The Washington region's top transportation officials have outlined a two-year plan for implementing substantial changes in how Metro is run, including redefining the roles of the general manager and board of directors.
The plan comes after two critical reports, one by a joint task force of the Greater Washington Board of Trade and Metropolitan Washington Council of Governments, that blamed shortcomings in Metro's governance for a decline in the transit agency's performance, including its safety record, and waning public confidence in the system.
It also arrives as Metro is preparing to name a new general manager and amid a significant changing of the guard on its board.
Transportation executives from the District, Maryland and Virginia issued a seven-page plan outlining a timeline for carrying out the main recommendations of the joint task force, with the first steps to take place in the next six months and any required legislative changes to be introduced in time for the January 2012 legislative session.
However, while urging the immediate implementation of the least controversial and simplest reforms, the executives called for further discussion on most of the proposals, stating that a regional consensus and input from the federal government are vital.
Although many recommendations "appear to have wide acceptance" among the region's leaders, "structural changes to the Board membership and WMATA [Washington Metropolitan Area Transit Authority] Compact amendments require additional work," wrote the plan's authors (Maryland Transportation Secretary Beverley K. Swaim-Staley, Virginia Transportation Secretary Sean T. Connaughton and Interim D.C. Transportation Director Terry Bellamy). They acknowledged that changing the compact - which requires passing identical legislation in all three jurisdictions - will take "at least two years."
The plan also stopped short of endorsing one of the major recommendations of the task force, calling "premature" the creation of a seven-member governance commission composed of the governors of Maryland and Virginia, the D.C. mayor, the General Services Administration administrator, and the chairmen of the Northern Virginia Transportation Commission, the D.C. Council and the Washington Suburban Transit Commission.
Instead, it called for "a non-permanent working group" to handle the recommendations in the near term.
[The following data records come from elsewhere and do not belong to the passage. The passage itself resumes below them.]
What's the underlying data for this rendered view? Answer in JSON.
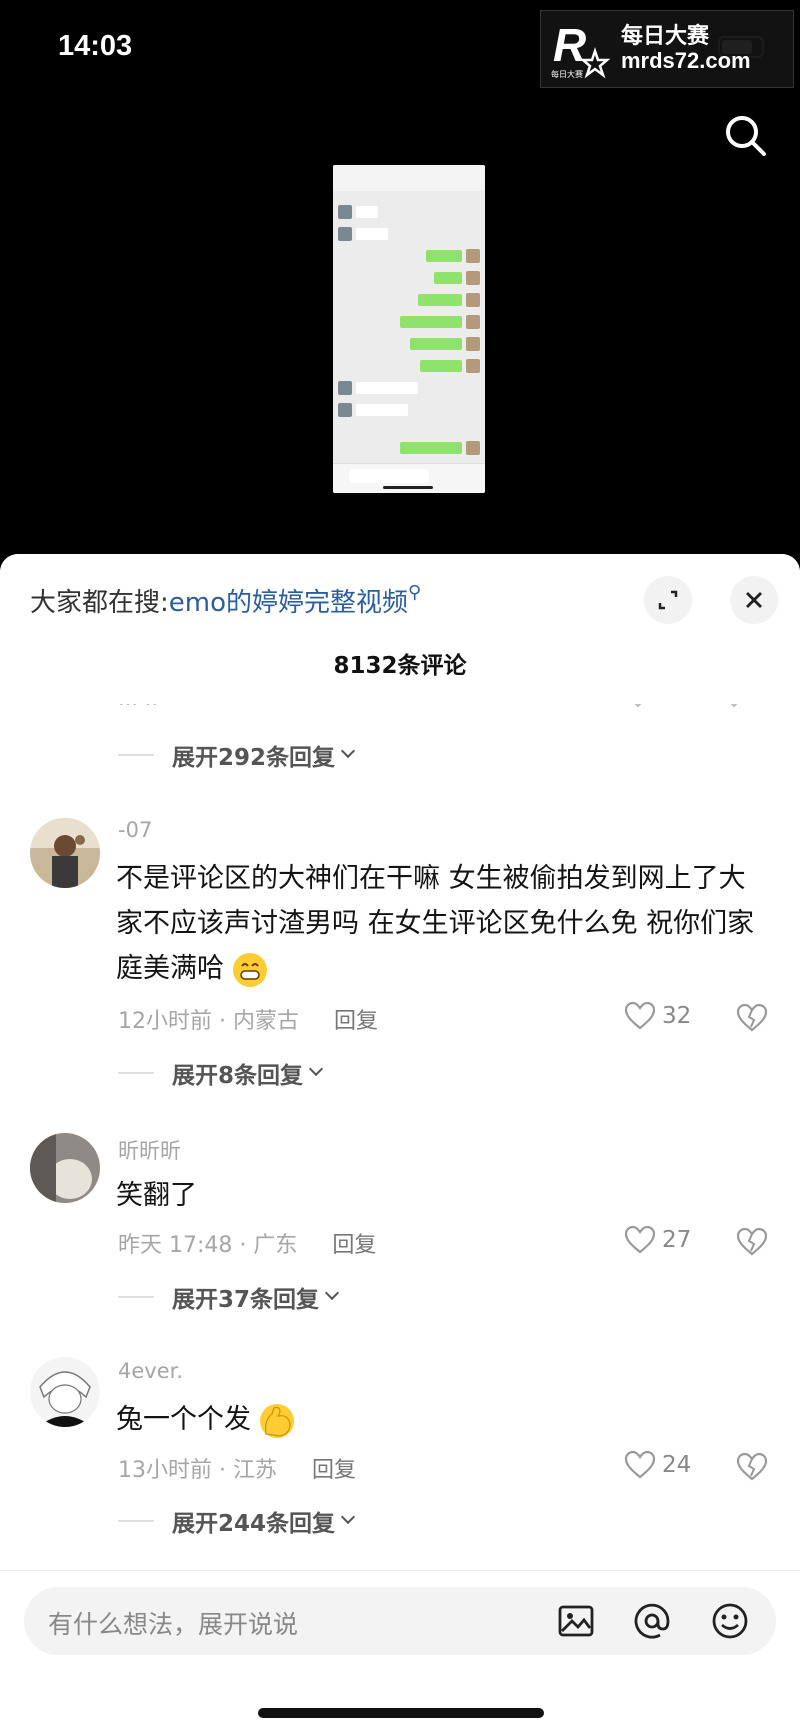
{
  "status": {
    "time": "14:03"
  },
  "watermark": {
    "cn": "每日大赛",
    "url": "mrds72.com",
    "logo_text": "R"
  },
  "top_icons": {
    "search": "search-icon"
  },
  "sheet": {
    "hot_search_label": "大家都在搜:",
    "hot_search_keyword": "emo的婷婷完整视频",
    "comment_count": "8132条评论"
  },
  "partial": {
    "replies": "展开292条回复"
  },
  "comments": [
    {
      "username": "-07",
      "text": "不是评论区的大神们在干嘛 女生被偷拍发到网上了大家不应该声讨渣男吗 在女生评论区免什么免 祝你们家庭美满哈",
      "emoji": "grin-emoji",
      "time_location": "12小时前 · 内蒙古",
      "reply_label": "回复",
      "likes": "32",
      "replies": "展开8条回复"
    },
    {
      "username": "昕昕昕",
      "text": "笑翻了",
      "time_location": "昨天 17:48 · 广东",
      "reply_label": "回复",
      "likes": "27",
      "replies": "展开37条回复"
    },
    {
      "username": "4ever.",
      "text": "兔一个个发",
      "emoji": "flex-emoji",
      "time_location": "13小时前 · 江苏",
      "reply_label": "回复",
      "likes": "24",
      "replies": "展开244条回复"
    }
  ],
  "input": {
    "placeholder": "有什么想法，展开说说"
  },
  "colors": {
    "accent_link": "#2b5e9e",
    "chat_green": "#8fe36d"
  }
}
Metro rider groups agreed with that decision, but also criticized a process for reforming Metro that they said failed to give an adequate voice to elected officials and ordinary citizens.
"We do not need a new super-board . . . we should continue a process to evaluate governance reforms," the Coalition for Smarter Growth said in a statement.
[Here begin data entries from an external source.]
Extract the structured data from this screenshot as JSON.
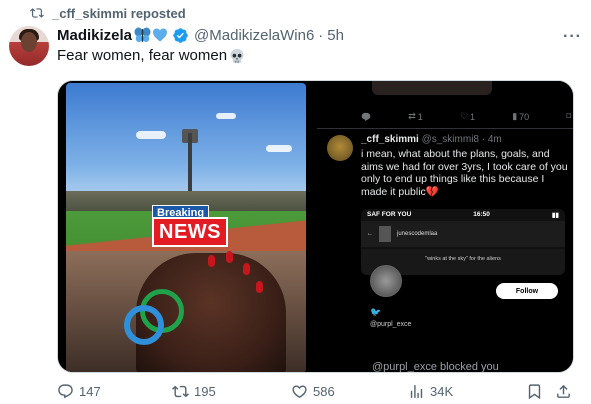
{
  "repost": {
    "text": "_cff_skimmi reposted"
  },
  "author": {
    "display_name": "Madikizela",
    "handle": "@MadikizelaWin6",
    "separator": "·",
    "time": "5h",
    "verified": true
  },
  "tweet": {
    "text": "Fear women, fear women"
  },
  "media": {
    "left": {
      "breaking_label": "Breaking",
      "news_label": "NEWS"
    },
    "right": {
      "actions": {
        "replies": "",
        "reposts": "1",
        "likes": "1",
        "views": "70"
      },
      "reply_author": "_cff_skimmi",
      "reply_handle": "@s_skimmi8 · 4m",
      "reply_text": "i mean, what about the plans, goals, and aims we had for over 3yrs, I took care of you only to end up things like this because I made it public",
      "embed_status_left": "SAF FOR YOU",
      "embed_status_time": "16:50",
      "embed_username": "junescodemlaa",
      "embed_quote": "\"winks at the sky\" for the aliens",
      "follow_label": "Follow",
      "embed_user": "@purpl_exce",
      "bottom_text": "@purpl_exce blocked you"
    }
  },
  "actions": {
    "replies": "147",
    "reposts": "195",
    "likes": "586",
    "views": "34K"
  },
  "colors": {
    "verified_blue": "#1d9bf0",
    "muted_text": "#536471",
    "news_red": "#e31b23",
    "breaking_blue": "#1959a8"
  },
  "icons": [
    "repost-icon",
    "butterfly-emoji-icon",
    "blue-heart-emoji-icon",
    "verified-badge-icon",
    "more-icon",
    "skull-emoji-icon",
    "reply-icon",
    "like-icon",
    "views-icon",
    "bookmark-icon",
    "share-icon"
  ]
}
The implementation plan urges Metro's board of directors to create a "multi-year, regionally focused chairmanship" immediately. It noted that the board will meet to select a new chairman on Jan. 27, and said that change is allowed within the compact.
It also stated that the Metro board has already acted on a few recommendations, confirming that the Metro general manager should act as a chief executive officer with "clear authority for all aspects of day-to-day management." And, it agreed to implement an orientation program for board members. Meanwhile, Metro's general counsel is expected to give an opinion by Jan. 16 on whether the board can make a change that would diminish the role of alternate board members.
Over the next six months, the plan stated, the working group would focus on defining the roles and responsibilities of the Metro board and its chairman. It would also focus on streamlining a process for appointing board members, creating staggered terms to prevent a major turnover on the 16-seat board such as the one now unfolding, and a uniform compensation process for board members - some of whom earn tens of thousands of dollars a year while others receive no compensation.
The group will also make a recommendation on whether to limit the jurisdictional veto held by some board members - a power that has been criticized for allowing board members with narrow parochial motivations to block board actions.
By the end of the year, the plan calls for the two governors and the mayor to finalize an agreement on what structural changes are necessary, and to draft legislation.
Finally, by the end of 2012, the plan envisions action on any legislation necessary to carry out the Metro governance reforms.